Effective First-time Management

Becoming a manager for the first time is exciting for the initial few moments you learn the news, but then the reality that you don’t have a clue what you are doing sinks in. Becoming a great manager requires a lot of humility and patience. While there are many aspects of your new role that you can only become great at with practice, there are a few common mistakes seen repetitively with first-time managers. Here are those mistakes as well as some core keys to being an effective leader.

Thinking you have to have all the answers immediately

Becoming a first-time manager puts a lot of pressure on you. You feel that if you take too long to answer someone or aren’t sure of the best course of action, then you are now not worthy of your new role. Thinking that way is the bigger mistake in my book.

Not listening or leveraging your team effectively

You’re a manager now; you have tons of new priorities. Your team, your department, individuals, clients, etc., everything is important. The problem with this thinking this way is that your team often gets left behind because they are “stuck” with you. This is where managers often lose their way; their team is in fact not “stuck” with them. They will leave managers who do not respect or prioritize their people.

I love this quote about from What Great Managers Do:

I’ve found that while there are as many styles of management as there are managers, there is one quality that sets truly great managers apart from the rest: They discover what is unique about each person and then capitalize on it.

Trying to do too much, too quickly

Often new managers are put in place because of previous ineffective leadership. The failure of previous manager forces the new manager to feel a sense of urgency about their new role. If there aren’t genuine fundamental business issues that need to be turned around quickly, then overreacting can create poor outcomes within the new team. Taking the time to understand what the root causes of any issues were and why previous leadership did not work out are critical to building trust with your new group.

Here are some keys to being an effective first-team leader:

Be Present and Listen

This is an obvious one, and you will hear it over and over when discussing leadership topics, but it is likely being repeated because you were too busy looking at your phone when it was said the first twenty times. 🙂 Your conversations with your team require your full attention. When you are a manager, there are hundreds of new signals that will hit you regularly. There is an inherent feeling of letting others down because you did not respond quickly enough… this is flawed thinking. By answering someone else, you are taking away from the people within the room.


Your team will rally behind you if you are clear and transparent with your goals. Be upfront with what you are looking to achieve and seek buy-in from your team. If they share and understand your goals, you will find no bigger source of support. While if can feel like you are the only one who wants to see yourself succeed, then you will find teams that do not understand what they are working towards or why they should be happy to champion your successes as well.

Move fast and slow

When making critical decisions within your team take the time to work with them to understand the root causes of the issues. When you know, the changes you and the team have decided upon can be quickly implemented. New managers sometimes rush to judgment or are slow to implement corrections. Work to understand the problem but then move toward implementing the fixes.
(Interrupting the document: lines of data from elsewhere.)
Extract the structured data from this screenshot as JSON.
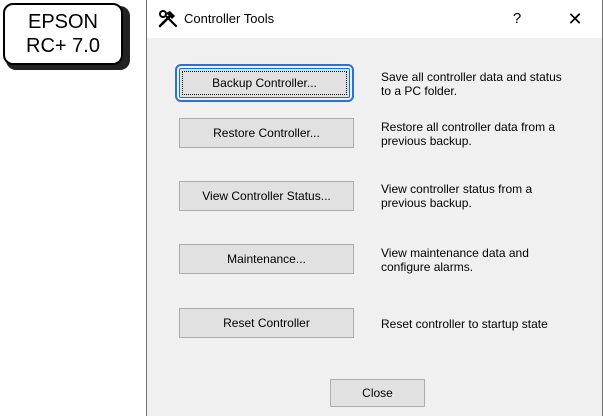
{
  "badge": {
    "line1": "EPSON",
    "line2": "RC+ 7.0"
  },
  "window": {
    "title": "Controller Tools",
    "title_icon": "tools-icon",
    "help_label": "?",
    "close_label": "✕"
  },
  "tools": [
    {
      "button_label": "Backup Controller...",
      "description_line1": "Save all controller data and status",
      "description_line2": "to a PC folder."
    },
    {
      "button_label": "Restore Controller...",
      "description_line1": "Restore all controller data from a",
      "description_line2": "previous backup."
    },
    {
      "button_label": "View Controller Status...",
      "description_line1": "View controller status from a",
      "description_line2": "previous backup."
    },
    {
      "button_label": "Maintenance...",
      "description_line1": "View maintenance data and",
      "description_line2": "configure alarms."
    },
    {
      "button_label": "Reset Controller",
      "description_line1": "Reset controller to startup state",
      "description_line2": ""
    }
  ],
  "footer": {
    "close_label": "Close"
  }
}
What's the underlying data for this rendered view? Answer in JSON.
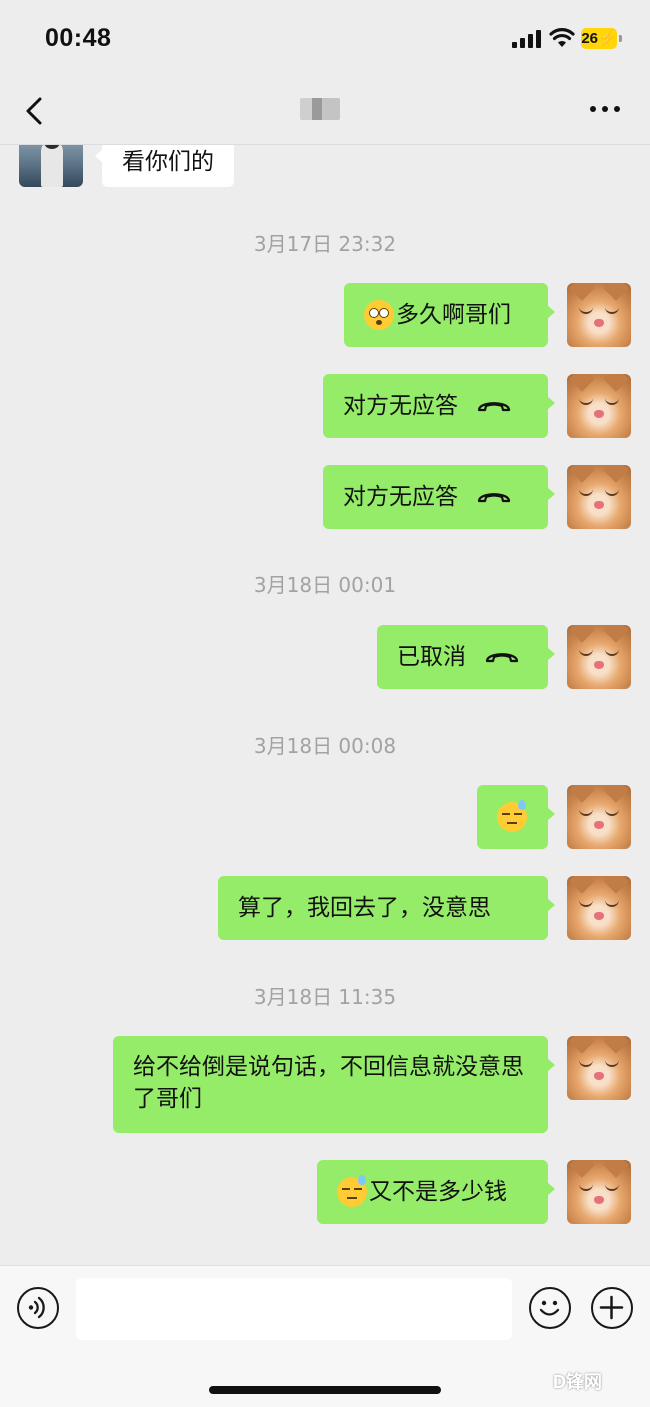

One of the first things you should do as a new manager is set a consistent cadence with your team. When does the entire team meet and when will you meet with them individually? When are meetings tactical vs. strategic? When do you create goals and review progress? Having a team that understands when these questions will be answered and the frequency that they will be revisited is core to having a bought-in team.

Feedback Loops

Seek feedback from your team. In your meetings ask “What should we have talked about?”, “What can I help with?”, Or “What should we adjust?” Asking these questions will build trust within your team. They will also be a source of the new great ideas that they will be passionate about seeing fulfilled.

So, what do you think I missed? Or what management tips have you picked up over the years?